Title: Partners (Equals: Book Two)
Author: Brigham Vaughn
Pages/Word Count: 121 Pages
Rating: 3.5 Stars
Blurb: After a rocky first few months, Stephen Parker and Russ Bishop’s relationship is at a crossroads when the death of Stephen’s father forces them to visit Stephen’s hometown in southern Georgia.
Estranged from his family, Stephen must find a way to come to terms with his past and say goodbye to the father whose expectations he could never live up to. The small, conservative town provides its own challenges as Russ realizes providing emotional support is one part of being a true partner for Stephen.
Review: Partners is the sequel to Equals, and it is important to read them in order to get the best enjoyment from Partners. This part of Stephen Parker and Russ Bishop’s story begins a few months after Equals ends. They are headed to Stephen’s hometown in Georgia for the first time since his father kicked him out when he came out to him. The only reason they are traveling there now is for Stephen’s dad’s funeral. There is no other family, so Stephen has to plan it and be the one at the front of the room accepting condolences for the death of a man who hated Stephen as much as Stephen hated him.
Everyone in town has heard rumors over the years about Stephen being gay. When he and Russ arrive, their first stop is the home of the one family friend his father had, Miss Esther. She insists they stay with her instead of at the motel they have reserved. This turns out to be a good decision, as she is a wealth of memories and mementoes that help Stephen remember that there were good times with his dad. It becomes the one thing that makes him feel something other than anger at his father.
They go next to the funeral home where they receive their first of many encounters with homophobia from the wife of the funeral director. They have decided not to hide their relationship, but instead to be open about it but not overtly affectionate. Stephen inexplicably allows himself to be talked into having a viewing for his father. The only reason for this plot development that I can fathom is to show just how homophobic the town is. Stephen is a strong, smart, and decisive man. This forced choice seems to be out of character for him. While reading it, I saw nothing in it to move the plot forward. It only reinforced Stephen’s already deep-rooted hatred for the town, its inhabitants, and his father. I don’t claim to be a writer, but if I were, I’m not sure I would have included this in the book.

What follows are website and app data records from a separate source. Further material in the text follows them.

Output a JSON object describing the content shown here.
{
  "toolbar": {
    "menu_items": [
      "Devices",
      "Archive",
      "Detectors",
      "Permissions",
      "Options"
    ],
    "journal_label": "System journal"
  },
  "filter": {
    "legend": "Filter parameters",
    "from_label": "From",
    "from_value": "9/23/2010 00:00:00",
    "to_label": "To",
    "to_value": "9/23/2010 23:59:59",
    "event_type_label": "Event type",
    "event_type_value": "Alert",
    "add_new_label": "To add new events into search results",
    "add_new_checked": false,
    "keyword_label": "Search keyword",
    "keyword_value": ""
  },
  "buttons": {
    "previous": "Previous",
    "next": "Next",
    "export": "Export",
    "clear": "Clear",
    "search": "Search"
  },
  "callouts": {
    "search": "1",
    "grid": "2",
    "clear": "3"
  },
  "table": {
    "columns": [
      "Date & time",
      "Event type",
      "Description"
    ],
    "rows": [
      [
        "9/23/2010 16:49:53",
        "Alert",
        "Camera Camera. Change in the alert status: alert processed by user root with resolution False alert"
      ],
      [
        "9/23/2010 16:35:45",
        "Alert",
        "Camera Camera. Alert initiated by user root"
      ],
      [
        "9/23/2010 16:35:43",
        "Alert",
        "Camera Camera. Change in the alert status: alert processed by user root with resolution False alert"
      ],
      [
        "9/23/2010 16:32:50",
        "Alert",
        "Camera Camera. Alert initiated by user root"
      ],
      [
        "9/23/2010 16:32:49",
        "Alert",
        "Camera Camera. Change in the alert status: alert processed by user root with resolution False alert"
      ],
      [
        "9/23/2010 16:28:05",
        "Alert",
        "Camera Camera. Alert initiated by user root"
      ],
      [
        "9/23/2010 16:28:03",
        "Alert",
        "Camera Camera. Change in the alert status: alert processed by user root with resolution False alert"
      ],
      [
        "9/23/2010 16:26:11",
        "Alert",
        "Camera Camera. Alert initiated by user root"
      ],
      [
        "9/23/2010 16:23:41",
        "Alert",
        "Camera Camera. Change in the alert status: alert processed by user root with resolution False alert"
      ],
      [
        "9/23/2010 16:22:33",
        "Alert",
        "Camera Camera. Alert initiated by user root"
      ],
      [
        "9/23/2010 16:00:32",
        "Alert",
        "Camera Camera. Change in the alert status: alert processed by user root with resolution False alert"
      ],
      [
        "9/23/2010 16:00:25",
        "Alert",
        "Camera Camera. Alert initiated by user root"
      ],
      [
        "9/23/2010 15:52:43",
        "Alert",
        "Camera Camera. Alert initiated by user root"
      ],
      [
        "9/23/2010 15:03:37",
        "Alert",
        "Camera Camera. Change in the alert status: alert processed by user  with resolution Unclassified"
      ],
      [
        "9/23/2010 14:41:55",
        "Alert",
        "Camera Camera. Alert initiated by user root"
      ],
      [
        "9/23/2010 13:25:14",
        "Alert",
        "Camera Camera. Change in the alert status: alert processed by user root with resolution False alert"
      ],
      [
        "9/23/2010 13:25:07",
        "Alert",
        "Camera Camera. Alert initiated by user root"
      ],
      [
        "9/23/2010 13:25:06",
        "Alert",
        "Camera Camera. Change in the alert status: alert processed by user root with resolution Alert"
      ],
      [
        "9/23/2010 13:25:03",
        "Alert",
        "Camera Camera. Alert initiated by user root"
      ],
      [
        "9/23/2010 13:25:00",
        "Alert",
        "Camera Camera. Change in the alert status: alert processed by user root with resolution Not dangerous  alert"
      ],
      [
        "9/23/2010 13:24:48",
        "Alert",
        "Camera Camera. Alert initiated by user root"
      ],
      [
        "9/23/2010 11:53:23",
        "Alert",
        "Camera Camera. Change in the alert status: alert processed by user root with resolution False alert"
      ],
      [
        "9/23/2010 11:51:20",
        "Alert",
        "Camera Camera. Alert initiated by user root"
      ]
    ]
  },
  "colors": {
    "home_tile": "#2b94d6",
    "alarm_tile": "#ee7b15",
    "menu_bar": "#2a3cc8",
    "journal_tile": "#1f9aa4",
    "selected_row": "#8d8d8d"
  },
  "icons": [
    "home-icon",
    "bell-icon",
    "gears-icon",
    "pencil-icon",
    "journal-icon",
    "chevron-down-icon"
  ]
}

Stephen is usually the stronger, more “in control” partner in his relationship with Russ, but his despondency allows him to open up a little bit and let Russ take care of him and comfort him. They tour the town, and Stephen shows Russ the old, now deserted, farm where he grew up. They have a beautiful, sweet time there and it made me feel so good that Stephen was able to make some good memories in a place that before represented only pain for him.
Miss Esther feeds them good southern cooking, and informs them that she has the photo albums from Stephen’s family home. When his father was going into assisted living and they were going to be trashed, she grabbed them thinking that someday Stephen might want them. Through them and Miss Esther’s stories, Stephen remembers some good times as a child, and Russ comes to understand the man he loves on a deeper level.

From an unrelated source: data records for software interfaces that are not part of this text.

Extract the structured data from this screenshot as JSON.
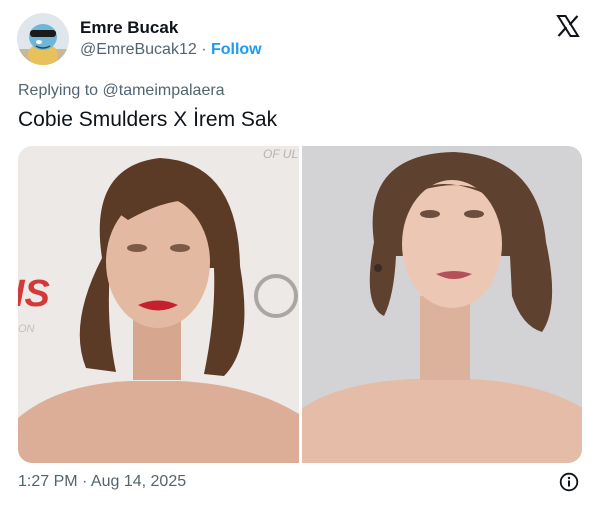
{
  "author": {
    "name": "Emre Bucak",
    "handle": "@EmreBucak12",
    "separator": "·",
    "follow_label": "Follow",
    "avatar_icon": "cartoon-turtle-avatar"
  },
  "platform_icon": "x-logo-icon",
  "reply": {
    "prefix": "Replying to",
    "mention": "@tameimpalaera"
  },
  "tweet_text": "Cobie Smulders X İrem Sak",
  "media": {
    "left_image_icon": "portrait-photo-left",
    "right_image_icon": "portrait-photo-right"
  },
  "timestamp": "1:27 PM · Aug 14, 2025",
  "info_icon": "info-icon",
  "colors": {
    "text_primary": "#0f1419",
    "text_secondary": "#536471",
    "link_blue": "#1d9bf0"
  }
}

I believe that by the end of Partners, Russ and Stephen are actually more Equals than at the beginning. Seeing where Stephen came from opens up insight into him that Russ didn’t have before. The pain it caused Stephen allowed him to acknowledge his need to be comforted and taken care of by Russ. The reversal of their usual relationship roles truly put them on equal footing.
You can buy Partners (Equals: Book Two) here: